GIVEN INFORMATION:
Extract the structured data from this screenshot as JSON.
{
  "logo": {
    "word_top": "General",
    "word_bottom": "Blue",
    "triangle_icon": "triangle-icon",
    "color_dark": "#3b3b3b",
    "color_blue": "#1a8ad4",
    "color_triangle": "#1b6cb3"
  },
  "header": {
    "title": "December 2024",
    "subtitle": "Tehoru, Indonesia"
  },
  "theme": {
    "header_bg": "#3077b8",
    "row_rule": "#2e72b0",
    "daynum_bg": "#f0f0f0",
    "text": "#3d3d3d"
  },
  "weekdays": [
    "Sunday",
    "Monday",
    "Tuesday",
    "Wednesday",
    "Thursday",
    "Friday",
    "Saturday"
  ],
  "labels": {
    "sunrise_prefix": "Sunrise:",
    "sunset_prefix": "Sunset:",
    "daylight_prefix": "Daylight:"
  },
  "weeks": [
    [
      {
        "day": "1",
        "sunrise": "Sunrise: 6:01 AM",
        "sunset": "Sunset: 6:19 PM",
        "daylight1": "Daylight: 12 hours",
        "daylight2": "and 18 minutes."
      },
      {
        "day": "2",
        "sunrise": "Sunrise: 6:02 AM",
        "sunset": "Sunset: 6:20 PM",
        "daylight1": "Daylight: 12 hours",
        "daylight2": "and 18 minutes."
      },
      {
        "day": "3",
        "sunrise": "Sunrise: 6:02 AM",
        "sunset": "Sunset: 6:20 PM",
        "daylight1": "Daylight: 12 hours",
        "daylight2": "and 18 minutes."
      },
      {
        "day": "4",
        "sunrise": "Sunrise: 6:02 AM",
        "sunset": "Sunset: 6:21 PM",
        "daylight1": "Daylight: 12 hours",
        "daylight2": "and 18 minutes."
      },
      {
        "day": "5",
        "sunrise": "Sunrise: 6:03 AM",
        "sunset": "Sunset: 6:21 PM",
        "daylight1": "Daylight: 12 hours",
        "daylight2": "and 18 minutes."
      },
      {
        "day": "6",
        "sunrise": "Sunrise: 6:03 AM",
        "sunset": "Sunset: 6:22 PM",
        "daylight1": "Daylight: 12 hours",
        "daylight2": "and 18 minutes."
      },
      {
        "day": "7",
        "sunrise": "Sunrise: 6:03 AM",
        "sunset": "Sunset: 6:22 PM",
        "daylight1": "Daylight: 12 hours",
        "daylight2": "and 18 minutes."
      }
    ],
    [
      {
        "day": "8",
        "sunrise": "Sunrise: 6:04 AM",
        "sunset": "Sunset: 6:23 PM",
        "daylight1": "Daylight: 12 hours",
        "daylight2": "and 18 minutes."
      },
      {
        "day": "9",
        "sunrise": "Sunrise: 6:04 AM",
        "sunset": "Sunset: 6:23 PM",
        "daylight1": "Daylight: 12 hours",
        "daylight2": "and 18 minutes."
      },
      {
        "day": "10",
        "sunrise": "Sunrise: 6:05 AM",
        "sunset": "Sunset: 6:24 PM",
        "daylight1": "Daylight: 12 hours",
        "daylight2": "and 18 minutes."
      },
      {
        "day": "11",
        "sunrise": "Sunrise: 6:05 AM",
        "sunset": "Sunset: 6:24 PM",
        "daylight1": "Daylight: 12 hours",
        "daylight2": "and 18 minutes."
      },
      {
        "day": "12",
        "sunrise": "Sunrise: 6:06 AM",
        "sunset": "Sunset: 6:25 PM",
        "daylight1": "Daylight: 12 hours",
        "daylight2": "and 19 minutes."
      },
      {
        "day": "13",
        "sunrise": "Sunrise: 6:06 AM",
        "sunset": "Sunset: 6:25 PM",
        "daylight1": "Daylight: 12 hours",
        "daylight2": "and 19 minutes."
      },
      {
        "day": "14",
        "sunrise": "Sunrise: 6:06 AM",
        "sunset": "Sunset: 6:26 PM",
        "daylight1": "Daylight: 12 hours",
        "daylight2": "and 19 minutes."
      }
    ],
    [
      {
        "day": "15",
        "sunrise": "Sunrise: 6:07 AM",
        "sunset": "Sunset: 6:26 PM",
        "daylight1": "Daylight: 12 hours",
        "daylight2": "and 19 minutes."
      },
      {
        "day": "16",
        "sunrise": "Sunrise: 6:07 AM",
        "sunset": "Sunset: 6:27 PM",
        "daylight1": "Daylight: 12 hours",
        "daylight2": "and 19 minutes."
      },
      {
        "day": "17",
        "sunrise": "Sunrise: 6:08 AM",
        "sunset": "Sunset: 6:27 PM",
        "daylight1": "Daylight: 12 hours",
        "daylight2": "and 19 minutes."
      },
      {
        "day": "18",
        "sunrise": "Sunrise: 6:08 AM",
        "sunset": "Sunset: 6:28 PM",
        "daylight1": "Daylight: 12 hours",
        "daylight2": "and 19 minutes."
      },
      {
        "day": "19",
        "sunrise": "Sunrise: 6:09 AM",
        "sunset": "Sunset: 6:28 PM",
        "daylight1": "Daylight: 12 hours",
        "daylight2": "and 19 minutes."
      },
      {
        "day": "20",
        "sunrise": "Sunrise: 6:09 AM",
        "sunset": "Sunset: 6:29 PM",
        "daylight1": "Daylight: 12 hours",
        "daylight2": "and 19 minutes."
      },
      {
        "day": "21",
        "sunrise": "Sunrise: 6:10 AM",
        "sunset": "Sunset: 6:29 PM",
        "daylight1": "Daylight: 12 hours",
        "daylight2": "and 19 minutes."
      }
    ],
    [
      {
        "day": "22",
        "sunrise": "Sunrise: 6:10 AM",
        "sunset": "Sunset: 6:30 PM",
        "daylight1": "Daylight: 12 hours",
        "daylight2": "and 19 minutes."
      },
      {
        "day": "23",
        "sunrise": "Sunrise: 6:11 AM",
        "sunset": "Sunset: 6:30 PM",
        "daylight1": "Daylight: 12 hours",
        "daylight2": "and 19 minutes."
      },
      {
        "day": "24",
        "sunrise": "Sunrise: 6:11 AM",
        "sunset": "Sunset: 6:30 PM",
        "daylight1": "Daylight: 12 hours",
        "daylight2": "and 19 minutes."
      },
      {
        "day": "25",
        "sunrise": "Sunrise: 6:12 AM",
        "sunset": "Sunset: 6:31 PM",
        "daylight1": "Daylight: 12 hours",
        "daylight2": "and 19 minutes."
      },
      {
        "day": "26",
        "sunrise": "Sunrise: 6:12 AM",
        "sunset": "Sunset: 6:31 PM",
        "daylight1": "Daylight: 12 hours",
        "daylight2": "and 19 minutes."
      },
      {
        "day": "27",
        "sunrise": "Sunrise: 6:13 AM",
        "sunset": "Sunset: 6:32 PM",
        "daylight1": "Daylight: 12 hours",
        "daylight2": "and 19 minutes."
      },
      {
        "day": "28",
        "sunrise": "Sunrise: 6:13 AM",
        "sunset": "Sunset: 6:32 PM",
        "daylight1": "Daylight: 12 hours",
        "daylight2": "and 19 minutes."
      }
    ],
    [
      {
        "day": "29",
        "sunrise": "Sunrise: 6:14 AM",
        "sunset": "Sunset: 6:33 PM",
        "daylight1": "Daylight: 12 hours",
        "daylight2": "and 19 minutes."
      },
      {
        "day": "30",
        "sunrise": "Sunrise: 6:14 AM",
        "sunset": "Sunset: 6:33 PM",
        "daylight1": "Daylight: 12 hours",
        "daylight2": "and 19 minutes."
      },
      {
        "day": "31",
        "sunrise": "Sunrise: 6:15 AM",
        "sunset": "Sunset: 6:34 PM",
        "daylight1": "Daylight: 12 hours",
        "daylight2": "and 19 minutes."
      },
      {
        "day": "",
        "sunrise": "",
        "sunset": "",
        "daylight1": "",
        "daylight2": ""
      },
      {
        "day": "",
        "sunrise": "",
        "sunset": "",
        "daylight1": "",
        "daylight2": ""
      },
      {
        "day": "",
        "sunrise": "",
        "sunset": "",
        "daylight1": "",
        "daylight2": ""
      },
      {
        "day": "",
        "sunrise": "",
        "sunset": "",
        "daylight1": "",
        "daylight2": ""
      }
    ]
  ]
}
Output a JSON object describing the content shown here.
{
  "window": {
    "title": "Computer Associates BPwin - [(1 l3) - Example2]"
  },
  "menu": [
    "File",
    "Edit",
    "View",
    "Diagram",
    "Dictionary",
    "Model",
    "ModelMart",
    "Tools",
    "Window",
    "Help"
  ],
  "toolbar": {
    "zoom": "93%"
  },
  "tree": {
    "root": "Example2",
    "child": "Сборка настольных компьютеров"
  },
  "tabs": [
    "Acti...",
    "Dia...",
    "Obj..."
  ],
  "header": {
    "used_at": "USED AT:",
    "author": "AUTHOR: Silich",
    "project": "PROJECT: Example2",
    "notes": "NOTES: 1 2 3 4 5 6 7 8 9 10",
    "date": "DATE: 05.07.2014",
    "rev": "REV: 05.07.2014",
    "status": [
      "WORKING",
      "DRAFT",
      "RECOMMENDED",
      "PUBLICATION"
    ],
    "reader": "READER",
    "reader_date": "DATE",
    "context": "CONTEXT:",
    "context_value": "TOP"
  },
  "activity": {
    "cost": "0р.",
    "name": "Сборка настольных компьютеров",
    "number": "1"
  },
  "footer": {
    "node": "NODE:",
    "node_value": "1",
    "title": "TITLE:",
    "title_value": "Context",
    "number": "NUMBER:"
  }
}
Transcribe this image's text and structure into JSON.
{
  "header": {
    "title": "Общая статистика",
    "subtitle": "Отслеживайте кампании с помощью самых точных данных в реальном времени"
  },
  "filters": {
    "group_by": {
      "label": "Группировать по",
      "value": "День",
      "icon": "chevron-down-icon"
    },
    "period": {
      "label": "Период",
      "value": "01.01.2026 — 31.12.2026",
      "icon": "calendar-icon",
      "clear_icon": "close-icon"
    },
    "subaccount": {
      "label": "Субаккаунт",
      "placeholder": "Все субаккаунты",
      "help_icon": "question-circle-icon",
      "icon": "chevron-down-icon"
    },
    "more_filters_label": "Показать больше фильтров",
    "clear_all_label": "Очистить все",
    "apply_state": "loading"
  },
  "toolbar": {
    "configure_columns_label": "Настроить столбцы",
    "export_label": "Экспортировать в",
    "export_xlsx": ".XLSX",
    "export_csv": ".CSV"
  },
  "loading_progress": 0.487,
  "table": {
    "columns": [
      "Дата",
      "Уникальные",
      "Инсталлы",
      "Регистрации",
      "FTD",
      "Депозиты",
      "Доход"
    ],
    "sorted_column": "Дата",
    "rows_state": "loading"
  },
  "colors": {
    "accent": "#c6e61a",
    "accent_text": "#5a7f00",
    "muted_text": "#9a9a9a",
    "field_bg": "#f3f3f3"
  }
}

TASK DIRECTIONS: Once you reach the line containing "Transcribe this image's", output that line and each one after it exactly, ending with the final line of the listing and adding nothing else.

REPLY TO THE EXERCISE:
Transcribe this image's text and structure into JSON.
{
  "header": {
    "title": "Общая статистика",
    "subtitle": "Отслеживайте кампании с помощью самых точных данных в реальном времени"
  },
  "filters": {
    "group_by": {
      "label": "Группировать по",
      "value": "День",
      "icon": "chevron-down-icon"
    },
    "period": {
      "label": "Период",
      "value": "01.01.2026 — 31.12.2026",
      "icon": "calendar-icon",
      "clear_icon": "close-icon"
    },
    "subaccount": {
      "label": "Субаккаунт",
      "placeholder": "Все субаккаунты",
      "help_icon": "question-circle-icon",
      "icon": "chevron-down-icon"
    },
    "more_filters_label": "Показать больше фильтров",
    "clear_all_label": "Очистить все",
    "apply_state": "loading"
  },
  "toolbar": {
    "configure_columns_label": "Настроить столбцы",
    "export_label": "Экспортировать в",
    "export_xlsx": ".XLSX",
    "export_csv": ".CSV"
  },
  "loading_progress": 0.487,
  "table": {
    "columns": [
      "Дата",
      "Уникальные",
      "Инсталлы",
      "Регистрации",
      "FTD",
      "Депозиты",
      "Доход"
    ],
    "sorted_column": "Дата",
    "rows_state": "loading"
  },
  "colors": {
    "accent": "#c6e61a",
    "accent_text": "#5a7f00",
    "muted_text": "#9a9a9a",
    "field_bg": "#f3f3f3"
  }
}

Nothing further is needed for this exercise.